Scientific progress means that Jews can now be screened for over 200 diseases with an at-home, mail-in test offered by JScreen. The four-year-old nonprofit affiliated with Emory University’s Department of Human Genetics has screened thousands of people, and the subsidized fee for the test – about $150 — includes genetic counseling.
While some genetic tests are standard doctor’s office procedure for pregnant women or couples trying to get pregnant with a doctor’s help, JScreen aims for pre-conception screening. The test includes diseases common in those with Ashkenazi, Sephardi, and Mizrahi backgrounds as well as general population diseases, making it relevant for Jewish couples and interfaith couples.
“Carrier screening gives people an opportunity to plan ahead for the health of their future families. We are taking lessons learned from earlier screening initiatives and bringing the benefits of screening to a new generation,” said Karen Arnovitz Grinzaid, executive director of JScreen. It was a path pioneered by the Tay-Sachs screening that began in 1971.
In Cowan’s book, she mentions a chart prepared by Dr. Kaback reporting on 30 years of screening: 1.3 million people screened, 48,000 carriers detected, 1,350 carrier couples detected, 3,146 pregnancies monitored.
“Kaback and his colleagues could well have stopped there,” she wrote. “But they did not. There is one more figure, the one that matters most and that goes the furthest in explaining why Ashkenazi Jews accept carrier screening… after monitoring with pre-natal diagnosis, 2,466 ‘unaffected offspring’ were born” to parents who were both Tay-Sachs carriers.
(This article was sponsored by and produced in partnership with JScreen, whose goal of making genetic screening as simple, accessible, and affordable as possible has helped couples across the country have healthy babies.
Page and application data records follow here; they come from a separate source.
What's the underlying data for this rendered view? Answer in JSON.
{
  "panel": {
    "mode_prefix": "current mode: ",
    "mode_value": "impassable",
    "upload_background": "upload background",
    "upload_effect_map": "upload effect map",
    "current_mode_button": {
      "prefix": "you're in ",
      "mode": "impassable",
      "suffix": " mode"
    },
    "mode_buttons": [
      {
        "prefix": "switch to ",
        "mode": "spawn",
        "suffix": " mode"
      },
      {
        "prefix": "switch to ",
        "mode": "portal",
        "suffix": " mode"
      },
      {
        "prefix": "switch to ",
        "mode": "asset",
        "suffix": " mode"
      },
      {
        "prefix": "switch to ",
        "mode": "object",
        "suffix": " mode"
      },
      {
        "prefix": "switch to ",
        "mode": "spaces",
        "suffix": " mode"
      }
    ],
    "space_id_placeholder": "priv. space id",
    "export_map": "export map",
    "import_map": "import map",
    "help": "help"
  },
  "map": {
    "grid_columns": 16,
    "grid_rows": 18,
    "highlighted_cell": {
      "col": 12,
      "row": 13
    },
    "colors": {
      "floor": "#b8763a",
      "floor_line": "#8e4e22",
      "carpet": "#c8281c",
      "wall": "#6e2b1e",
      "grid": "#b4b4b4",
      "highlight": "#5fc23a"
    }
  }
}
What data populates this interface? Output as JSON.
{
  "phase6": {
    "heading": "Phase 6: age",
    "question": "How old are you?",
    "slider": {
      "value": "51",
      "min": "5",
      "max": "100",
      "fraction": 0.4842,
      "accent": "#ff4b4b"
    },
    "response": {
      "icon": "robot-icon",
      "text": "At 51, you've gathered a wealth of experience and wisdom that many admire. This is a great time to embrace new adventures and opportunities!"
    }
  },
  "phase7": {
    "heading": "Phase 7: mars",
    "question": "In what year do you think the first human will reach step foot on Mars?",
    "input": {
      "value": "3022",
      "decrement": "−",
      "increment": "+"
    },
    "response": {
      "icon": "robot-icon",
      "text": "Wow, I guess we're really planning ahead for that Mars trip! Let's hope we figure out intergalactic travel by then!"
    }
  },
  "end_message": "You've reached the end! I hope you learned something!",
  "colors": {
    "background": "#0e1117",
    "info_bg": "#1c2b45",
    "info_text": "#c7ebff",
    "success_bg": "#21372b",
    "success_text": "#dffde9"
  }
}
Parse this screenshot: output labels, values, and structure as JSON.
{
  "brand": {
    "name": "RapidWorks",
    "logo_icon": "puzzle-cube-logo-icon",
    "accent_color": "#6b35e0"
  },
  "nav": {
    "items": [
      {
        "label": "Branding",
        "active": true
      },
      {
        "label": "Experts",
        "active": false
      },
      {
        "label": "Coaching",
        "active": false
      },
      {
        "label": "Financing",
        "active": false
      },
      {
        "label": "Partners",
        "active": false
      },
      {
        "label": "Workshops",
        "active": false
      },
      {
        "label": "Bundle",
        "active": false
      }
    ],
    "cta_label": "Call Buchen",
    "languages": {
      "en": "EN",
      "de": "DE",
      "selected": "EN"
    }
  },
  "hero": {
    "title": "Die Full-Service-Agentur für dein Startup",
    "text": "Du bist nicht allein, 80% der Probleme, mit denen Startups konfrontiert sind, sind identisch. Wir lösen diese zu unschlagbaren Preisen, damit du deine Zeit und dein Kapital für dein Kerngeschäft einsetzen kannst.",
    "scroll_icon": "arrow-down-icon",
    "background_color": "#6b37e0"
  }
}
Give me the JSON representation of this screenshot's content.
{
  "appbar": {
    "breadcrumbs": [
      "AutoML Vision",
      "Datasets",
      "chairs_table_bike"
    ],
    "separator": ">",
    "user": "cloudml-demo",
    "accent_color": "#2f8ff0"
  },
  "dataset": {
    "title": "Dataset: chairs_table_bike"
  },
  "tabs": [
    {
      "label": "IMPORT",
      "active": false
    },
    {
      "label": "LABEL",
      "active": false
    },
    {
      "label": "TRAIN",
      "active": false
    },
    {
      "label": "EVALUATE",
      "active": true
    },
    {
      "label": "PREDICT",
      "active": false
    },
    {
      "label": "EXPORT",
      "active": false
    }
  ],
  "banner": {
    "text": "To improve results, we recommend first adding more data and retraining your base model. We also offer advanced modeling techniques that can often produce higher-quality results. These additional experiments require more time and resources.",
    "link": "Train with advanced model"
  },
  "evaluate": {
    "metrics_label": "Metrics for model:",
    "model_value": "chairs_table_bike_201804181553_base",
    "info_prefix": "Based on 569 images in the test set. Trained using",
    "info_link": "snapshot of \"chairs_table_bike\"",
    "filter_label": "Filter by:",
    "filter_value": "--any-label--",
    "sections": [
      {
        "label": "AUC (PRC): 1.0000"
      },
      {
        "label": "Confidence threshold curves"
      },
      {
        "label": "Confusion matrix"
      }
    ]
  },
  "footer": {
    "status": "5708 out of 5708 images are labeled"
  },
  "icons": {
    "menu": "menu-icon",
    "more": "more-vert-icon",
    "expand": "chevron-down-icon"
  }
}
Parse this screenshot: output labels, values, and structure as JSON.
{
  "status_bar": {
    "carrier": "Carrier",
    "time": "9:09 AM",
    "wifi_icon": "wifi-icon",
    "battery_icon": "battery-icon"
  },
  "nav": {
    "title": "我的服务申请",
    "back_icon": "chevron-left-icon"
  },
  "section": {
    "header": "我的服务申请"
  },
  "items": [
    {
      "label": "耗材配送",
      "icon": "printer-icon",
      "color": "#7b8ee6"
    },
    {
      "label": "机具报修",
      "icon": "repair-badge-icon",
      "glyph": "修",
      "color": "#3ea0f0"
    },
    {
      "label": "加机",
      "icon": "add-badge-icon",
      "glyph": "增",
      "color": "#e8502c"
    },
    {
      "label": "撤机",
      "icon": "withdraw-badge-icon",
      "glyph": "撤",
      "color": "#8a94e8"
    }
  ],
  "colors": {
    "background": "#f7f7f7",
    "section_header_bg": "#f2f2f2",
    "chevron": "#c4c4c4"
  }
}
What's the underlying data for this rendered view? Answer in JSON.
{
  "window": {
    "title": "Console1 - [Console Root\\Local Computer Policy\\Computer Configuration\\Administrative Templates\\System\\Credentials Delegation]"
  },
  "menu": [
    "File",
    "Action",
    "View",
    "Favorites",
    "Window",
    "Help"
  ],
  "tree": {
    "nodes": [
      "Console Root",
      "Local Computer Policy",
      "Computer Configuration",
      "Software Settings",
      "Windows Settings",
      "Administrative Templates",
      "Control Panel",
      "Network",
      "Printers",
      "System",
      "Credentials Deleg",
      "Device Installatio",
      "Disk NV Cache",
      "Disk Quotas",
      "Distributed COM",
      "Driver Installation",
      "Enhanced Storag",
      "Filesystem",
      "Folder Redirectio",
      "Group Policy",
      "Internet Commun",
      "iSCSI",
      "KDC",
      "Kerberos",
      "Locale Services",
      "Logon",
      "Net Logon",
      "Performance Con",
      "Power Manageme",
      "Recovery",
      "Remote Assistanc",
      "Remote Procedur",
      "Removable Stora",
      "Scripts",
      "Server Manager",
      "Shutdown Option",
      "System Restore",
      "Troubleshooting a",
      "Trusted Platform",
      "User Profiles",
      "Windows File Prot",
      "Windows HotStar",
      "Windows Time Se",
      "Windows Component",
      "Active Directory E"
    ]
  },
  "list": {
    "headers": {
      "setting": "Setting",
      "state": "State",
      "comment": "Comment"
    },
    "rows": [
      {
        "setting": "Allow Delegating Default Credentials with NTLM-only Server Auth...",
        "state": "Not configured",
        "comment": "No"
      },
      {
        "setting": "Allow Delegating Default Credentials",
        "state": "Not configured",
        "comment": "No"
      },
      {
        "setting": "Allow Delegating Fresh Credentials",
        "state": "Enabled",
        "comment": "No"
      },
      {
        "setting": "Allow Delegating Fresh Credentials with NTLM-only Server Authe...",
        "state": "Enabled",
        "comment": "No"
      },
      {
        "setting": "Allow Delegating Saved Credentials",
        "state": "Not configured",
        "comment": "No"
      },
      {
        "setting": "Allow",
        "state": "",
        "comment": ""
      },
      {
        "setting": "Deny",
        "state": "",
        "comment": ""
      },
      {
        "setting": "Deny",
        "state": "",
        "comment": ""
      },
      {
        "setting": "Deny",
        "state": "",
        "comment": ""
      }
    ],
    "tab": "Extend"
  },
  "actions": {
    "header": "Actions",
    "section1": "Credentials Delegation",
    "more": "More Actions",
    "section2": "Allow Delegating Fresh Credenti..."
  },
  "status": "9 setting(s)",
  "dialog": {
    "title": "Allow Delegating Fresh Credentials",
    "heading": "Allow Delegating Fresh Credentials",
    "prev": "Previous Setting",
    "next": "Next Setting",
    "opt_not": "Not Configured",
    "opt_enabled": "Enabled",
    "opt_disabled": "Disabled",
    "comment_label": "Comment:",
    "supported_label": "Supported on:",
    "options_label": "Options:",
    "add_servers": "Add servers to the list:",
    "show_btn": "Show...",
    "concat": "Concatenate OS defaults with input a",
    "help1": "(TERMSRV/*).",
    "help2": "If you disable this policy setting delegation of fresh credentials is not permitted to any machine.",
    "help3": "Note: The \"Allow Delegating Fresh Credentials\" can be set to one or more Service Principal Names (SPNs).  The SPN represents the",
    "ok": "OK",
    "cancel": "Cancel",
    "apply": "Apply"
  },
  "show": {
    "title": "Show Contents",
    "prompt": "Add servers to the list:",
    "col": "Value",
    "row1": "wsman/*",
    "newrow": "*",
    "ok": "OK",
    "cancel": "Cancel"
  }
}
To access testing 24/7, request a kit at JScreen.org or gift a JScreen test as a wedding present. This article was produced by JTA’s native content team.)